» **What you should do**: Lines that include the string "performance" are the ones to copy from the entries below.

» **Record extracts**:
-- Opening Marker --
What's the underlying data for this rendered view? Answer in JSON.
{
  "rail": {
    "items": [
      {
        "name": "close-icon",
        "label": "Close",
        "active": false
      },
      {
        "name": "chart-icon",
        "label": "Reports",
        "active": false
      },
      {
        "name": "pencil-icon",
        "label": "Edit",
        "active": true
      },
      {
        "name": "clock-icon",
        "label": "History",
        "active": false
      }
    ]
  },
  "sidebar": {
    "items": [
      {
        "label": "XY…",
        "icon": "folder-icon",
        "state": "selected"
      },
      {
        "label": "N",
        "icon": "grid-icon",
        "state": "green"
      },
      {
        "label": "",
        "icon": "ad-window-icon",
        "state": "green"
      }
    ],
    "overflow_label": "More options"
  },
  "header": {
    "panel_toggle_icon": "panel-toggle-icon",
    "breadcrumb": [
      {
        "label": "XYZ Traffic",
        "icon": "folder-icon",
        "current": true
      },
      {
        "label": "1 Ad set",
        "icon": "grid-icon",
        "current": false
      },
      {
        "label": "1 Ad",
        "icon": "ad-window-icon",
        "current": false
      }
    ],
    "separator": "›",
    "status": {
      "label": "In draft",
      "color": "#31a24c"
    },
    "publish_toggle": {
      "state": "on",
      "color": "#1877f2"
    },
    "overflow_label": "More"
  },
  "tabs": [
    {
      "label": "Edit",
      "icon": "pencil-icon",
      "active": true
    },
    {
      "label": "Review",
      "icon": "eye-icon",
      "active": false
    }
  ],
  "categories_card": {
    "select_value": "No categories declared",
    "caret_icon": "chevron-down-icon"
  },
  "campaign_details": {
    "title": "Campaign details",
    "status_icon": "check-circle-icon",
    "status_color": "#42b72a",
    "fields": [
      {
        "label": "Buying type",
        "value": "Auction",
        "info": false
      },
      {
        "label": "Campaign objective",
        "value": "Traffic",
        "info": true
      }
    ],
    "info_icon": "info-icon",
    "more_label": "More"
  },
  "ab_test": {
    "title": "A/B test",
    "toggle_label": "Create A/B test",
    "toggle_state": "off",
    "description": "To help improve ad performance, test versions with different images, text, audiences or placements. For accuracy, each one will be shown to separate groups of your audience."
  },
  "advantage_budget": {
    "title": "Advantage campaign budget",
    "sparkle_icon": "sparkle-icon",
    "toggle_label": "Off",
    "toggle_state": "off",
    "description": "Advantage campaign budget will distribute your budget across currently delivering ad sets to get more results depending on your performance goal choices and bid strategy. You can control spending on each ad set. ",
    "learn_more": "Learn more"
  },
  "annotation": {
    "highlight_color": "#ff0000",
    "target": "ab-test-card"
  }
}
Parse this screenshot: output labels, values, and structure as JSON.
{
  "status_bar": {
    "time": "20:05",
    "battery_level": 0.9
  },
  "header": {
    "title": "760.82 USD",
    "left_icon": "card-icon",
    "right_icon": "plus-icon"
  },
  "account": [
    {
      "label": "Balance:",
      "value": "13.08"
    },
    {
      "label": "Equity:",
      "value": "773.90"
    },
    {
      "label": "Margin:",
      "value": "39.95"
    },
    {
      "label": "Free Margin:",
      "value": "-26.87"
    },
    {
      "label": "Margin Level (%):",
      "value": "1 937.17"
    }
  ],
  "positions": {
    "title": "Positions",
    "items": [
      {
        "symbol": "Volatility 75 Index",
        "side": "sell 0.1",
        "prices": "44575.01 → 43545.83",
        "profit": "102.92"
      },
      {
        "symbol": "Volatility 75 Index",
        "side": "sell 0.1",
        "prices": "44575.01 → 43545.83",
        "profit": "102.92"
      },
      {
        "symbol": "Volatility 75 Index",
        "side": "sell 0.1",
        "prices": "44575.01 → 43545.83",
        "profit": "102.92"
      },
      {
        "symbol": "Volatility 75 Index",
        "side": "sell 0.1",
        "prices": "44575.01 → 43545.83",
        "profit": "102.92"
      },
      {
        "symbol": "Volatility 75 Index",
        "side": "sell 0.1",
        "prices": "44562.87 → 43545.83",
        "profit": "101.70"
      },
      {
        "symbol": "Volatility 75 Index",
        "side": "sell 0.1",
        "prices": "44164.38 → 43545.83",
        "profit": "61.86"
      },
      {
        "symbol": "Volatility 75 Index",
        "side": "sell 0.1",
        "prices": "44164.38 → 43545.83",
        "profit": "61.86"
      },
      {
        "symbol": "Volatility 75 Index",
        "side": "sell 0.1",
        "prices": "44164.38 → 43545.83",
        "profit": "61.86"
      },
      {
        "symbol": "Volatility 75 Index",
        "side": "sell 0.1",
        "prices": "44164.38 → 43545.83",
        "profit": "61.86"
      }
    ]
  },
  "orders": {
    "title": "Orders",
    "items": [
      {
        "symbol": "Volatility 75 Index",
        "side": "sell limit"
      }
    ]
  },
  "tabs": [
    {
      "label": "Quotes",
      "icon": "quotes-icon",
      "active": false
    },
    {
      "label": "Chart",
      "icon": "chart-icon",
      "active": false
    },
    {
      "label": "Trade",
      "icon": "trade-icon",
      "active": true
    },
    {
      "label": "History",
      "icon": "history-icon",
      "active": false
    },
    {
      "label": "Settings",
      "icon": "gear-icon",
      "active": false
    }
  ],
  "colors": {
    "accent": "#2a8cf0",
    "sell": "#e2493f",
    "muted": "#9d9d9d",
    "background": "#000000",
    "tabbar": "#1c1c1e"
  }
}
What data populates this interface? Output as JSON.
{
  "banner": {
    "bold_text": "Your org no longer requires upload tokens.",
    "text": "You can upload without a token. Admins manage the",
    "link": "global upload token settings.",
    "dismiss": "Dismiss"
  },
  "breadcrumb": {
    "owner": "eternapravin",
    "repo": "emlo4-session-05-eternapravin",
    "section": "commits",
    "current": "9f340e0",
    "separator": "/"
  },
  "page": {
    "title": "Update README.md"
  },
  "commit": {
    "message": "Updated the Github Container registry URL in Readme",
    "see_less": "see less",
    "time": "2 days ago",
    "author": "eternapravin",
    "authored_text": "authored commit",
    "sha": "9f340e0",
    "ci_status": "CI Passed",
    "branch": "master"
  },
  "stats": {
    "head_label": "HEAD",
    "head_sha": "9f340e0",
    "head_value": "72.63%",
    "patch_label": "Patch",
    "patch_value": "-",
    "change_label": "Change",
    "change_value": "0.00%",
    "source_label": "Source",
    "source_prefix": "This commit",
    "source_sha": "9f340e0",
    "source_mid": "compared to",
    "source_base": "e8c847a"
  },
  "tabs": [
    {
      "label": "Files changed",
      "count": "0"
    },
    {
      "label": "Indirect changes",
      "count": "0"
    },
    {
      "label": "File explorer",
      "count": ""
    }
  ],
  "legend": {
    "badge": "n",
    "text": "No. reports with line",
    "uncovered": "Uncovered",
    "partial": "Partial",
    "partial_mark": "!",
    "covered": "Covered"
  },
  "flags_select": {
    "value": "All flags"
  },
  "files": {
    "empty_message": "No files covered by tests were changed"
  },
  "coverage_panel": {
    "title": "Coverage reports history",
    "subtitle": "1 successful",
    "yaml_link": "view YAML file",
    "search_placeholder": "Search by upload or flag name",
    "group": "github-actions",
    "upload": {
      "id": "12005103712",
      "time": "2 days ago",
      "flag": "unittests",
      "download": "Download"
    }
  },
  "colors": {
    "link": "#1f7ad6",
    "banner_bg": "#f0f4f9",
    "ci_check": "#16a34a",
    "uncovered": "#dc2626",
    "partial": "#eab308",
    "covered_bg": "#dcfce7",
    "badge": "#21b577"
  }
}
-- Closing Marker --
» **Your solution**:
    "description": "To help improve ad performance, test versions with different images, text, audiences or placements. For accuracy, each one will be shown to separate groups of your audience."
    "description": "Advantage campaign budget will distribute your budget across currently delivering ad sets to get more results depending on your performance goal choices and bid strategy. You can control spending on each ad set. ",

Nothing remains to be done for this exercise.